Mary Poppins, my two wonderful grandmas, and a woman named Opal shaped my tastes forever when I was about 6 years old. When I think about those women, it astounds me the clarity of my memories. I can recall the exact moments when I decided that I loved old Victorian Jewelry, wanted to become an artist, and dreamed of living in one of those homes dripping with gingerbread trim.
In 1964, my mom took me and my younger brother to see Mary Poppins at the theater in Denison, Iowa, home of Donna Reed. When I saw Burt painting the sidewalk chalk paintings, and those children jumping through, I knew that I was destined to become an artist. I was all about wanting that kind of magic in my life. I even remember the first time I watched Disney on TV in color. I was hooked. We loved the movie so much we begged her to see it again, and she relented. My mother never relented, so that tells me she must have liked it a little too.

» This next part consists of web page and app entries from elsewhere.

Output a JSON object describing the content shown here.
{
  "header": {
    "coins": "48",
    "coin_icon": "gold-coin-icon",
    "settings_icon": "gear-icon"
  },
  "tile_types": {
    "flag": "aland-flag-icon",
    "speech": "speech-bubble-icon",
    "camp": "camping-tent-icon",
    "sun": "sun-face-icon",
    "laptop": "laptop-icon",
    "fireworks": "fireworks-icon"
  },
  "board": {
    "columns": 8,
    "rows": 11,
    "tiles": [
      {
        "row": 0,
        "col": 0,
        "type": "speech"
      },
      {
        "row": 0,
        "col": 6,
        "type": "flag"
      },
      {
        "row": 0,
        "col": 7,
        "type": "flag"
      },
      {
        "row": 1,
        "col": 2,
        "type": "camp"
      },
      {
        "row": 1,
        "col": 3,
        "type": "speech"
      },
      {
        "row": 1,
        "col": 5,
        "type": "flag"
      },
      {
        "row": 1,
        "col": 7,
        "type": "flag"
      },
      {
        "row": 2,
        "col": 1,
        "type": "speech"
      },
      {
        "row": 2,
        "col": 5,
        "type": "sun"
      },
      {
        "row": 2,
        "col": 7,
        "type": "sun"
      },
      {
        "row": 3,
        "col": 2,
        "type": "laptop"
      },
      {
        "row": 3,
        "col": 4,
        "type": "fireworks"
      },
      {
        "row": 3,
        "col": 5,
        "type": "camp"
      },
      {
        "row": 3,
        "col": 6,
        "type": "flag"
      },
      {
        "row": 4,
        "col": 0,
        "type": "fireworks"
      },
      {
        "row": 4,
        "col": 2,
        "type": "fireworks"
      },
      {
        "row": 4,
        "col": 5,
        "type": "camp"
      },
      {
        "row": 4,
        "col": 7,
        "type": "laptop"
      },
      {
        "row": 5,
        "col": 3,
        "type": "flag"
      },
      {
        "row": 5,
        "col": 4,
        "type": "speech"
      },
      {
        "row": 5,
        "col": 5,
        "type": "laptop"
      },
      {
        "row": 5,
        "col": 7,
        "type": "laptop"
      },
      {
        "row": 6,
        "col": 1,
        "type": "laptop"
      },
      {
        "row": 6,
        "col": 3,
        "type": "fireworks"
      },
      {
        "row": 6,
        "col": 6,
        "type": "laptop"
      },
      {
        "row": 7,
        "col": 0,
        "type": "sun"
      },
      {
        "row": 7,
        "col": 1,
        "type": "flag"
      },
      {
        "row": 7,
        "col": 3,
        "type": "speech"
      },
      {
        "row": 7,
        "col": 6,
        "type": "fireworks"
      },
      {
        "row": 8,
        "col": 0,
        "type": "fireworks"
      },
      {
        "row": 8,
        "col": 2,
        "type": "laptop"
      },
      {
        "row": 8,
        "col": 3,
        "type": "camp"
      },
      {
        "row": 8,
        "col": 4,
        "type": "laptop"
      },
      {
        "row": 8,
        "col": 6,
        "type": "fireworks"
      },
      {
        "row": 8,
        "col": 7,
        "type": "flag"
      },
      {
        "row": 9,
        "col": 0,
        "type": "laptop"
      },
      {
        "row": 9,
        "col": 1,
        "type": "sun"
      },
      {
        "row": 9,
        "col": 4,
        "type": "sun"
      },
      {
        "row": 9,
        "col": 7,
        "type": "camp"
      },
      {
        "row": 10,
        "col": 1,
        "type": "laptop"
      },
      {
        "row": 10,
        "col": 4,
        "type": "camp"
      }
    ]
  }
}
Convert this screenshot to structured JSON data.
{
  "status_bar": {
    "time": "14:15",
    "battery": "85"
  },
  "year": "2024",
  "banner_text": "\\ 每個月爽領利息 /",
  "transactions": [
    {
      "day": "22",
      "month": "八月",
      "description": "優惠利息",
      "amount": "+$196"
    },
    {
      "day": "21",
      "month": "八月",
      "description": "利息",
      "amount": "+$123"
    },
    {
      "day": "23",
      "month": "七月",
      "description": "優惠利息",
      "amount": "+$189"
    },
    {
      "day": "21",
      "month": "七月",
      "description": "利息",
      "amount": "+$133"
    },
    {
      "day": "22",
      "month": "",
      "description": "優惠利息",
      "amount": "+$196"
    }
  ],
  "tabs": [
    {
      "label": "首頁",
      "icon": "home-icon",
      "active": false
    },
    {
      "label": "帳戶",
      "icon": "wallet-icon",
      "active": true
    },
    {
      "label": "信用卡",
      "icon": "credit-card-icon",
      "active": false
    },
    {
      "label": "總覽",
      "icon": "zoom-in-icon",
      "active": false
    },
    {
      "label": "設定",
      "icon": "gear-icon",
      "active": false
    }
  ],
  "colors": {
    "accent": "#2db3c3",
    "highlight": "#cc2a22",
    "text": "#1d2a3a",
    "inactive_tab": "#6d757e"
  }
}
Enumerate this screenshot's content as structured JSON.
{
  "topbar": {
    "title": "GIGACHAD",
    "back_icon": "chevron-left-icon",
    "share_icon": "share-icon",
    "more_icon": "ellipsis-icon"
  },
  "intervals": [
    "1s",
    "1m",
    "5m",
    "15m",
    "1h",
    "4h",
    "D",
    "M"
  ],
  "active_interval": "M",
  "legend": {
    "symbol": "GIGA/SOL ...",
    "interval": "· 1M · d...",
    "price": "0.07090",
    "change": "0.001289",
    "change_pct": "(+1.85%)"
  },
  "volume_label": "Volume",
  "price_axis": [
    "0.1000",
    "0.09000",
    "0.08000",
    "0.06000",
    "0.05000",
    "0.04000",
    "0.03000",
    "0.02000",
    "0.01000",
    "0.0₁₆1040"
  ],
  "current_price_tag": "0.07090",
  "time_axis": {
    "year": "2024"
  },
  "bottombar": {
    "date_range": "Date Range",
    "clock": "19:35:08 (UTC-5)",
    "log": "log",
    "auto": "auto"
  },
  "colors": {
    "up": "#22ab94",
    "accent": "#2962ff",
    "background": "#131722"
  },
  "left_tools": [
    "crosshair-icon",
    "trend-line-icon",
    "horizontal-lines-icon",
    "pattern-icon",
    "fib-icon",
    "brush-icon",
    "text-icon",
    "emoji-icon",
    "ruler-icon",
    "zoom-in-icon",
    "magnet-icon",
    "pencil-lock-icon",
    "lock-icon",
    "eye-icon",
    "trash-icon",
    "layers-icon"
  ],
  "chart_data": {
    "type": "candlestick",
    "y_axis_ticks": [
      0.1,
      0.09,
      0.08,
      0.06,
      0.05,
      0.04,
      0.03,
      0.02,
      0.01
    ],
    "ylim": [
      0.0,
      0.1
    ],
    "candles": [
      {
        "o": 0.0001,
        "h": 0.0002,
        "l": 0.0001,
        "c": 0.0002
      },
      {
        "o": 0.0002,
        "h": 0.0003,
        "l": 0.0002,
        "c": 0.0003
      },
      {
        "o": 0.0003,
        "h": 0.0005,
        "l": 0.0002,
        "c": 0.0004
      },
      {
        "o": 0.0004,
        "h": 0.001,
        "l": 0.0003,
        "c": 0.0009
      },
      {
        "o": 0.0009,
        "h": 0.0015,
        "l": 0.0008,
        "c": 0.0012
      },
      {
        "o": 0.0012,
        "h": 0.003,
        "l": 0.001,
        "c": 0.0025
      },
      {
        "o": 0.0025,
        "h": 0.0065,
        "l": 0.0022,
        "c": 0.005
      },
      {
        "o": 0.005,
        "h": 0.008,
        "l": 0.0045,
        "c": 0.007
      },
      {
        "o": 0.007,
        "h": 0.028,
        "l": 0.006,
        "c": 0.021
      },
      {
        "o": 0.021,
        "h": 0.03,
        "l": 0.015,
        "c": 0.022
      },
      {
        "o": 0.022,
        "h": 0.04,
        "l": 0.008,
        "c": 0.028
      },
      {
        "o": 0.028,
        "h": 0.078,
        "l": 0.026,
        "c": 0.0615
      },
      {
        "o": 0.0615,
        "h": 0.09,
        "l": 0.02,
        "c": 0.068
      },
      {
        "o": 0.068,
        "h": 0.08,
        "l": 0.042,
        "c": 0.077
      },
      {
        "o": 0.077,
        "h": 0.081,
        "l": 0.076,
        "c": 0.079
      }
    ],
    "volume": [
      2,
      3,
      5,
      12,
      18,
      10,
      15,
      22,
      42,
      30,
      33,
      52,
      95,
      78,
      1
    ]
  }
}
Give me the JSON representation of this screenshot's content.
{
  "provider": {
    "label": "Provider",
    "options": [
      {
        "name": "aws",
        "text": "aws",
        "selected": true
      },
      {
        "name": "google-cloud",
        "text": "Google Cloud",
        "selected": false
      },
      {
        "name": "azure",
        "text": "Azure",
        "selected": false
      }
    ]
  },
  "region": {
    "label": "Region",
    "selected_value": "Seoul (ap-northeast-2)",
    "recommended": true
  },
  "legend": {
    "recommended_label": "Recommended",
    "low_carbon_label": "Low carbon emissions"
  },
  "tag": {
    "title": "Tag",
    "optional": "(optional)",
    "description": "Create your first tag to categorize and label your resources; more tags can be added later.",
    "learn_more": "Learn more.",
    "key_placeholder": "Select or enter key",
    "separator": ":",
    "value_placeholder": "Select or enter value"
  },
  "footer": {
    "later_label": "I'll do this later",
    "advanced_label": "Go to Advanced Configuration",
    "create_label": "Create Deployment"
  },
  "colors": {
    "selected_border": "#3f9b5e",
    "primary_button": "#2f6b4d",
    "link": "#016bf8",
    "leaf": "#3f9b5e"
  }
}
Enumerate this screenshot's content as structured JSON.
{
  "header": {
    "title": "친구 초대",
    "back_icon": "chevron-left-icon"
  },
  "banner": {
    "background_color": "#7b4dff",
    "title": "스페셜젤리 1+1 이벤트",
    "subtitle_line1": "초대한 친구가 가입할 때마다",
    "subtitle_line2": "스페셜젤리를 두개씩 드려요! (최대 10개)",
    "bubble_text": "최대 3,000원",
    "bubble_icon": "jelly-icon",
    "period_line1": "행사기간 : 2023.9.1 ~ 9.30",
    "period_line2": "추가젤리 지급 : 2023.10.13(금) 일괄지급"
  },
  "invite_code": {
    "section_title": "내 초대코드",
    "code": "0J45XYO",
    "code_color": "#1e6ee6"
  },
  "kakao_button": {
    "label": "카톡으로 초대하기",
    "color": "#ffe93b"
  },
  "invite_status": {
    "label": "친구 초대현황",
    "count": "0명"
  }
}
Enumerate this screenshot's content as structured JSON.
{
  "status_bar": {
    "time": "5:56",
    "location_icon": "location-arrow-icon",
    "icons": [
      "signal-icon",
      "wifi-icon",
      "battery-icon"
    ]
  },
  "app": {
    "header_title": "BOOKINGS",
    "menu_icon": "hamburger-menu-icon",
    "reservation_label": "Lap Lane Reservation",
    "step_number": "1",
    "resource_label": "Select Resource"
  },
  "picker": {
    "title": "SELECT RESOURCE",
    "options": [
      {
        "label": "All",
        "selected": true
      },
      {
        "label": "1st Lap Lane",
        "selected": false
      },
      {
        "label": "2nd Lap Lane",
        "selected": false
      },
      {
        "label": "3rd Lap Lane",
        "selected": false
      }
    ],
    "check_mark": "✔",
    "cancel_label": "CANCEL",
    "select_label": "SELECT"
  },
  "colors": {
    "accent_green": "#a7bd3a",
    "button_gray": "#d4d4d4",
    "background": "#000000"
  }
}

The necklace came from a woman named Opal who stayed at our fishing resort when we lived in Minnesota,. She and her husband rented one of the trailer spots all summer. I must have been about 7 or 8 when she gave me the filigree necklace with the blue stones and I thought it was the most beautiful thing I’d ever seen. I remember standing outside her trailer (mom had us trained, we did not go uninvited into people’s trailers or cabins). She was going through a box of jewelry and just gave it to me. That I have kept it and have worn it for over 40 years, Opal would probably be amazed. She did not know in that moment she helped define my taste in antique jewelry. It makes me ponder how many times we influence a young child for the rest of their lives in some small act like that.
The fancy work embroidery came from one grandma, and the beautiful glass oil lamp came from the other. We spent a lot of time with our grandparents, especially under the age of ten. One grandma lived in a neighborhood with old two and three story houses which fired my imagination. In grandma’s house, I learned the joy of running up and down beautiful wooden stairs. The other one was a quilter, seamstress, wallpaperer, (all which she did for hire) and had great “stuff” which she saved for some yet unknown project. I remember going into her storeroom with the reverence of entering an Egyptian tomb. It was filled to the ceiling with fabric scrapes, boxes of buttons and many things a 7 year old could just guess at. I am not unlike her.
I did become an artist, I still love Victorian anything, I didn’t get to live in a painted lady gingerbread home, but I have the beautiful staircase and many things around me to remind me of these four women who shaped my taste for lovely things.
Here’s a challenge: Pick out 4 or 5 objects from your house that represent your authentic style and write about where your style came from.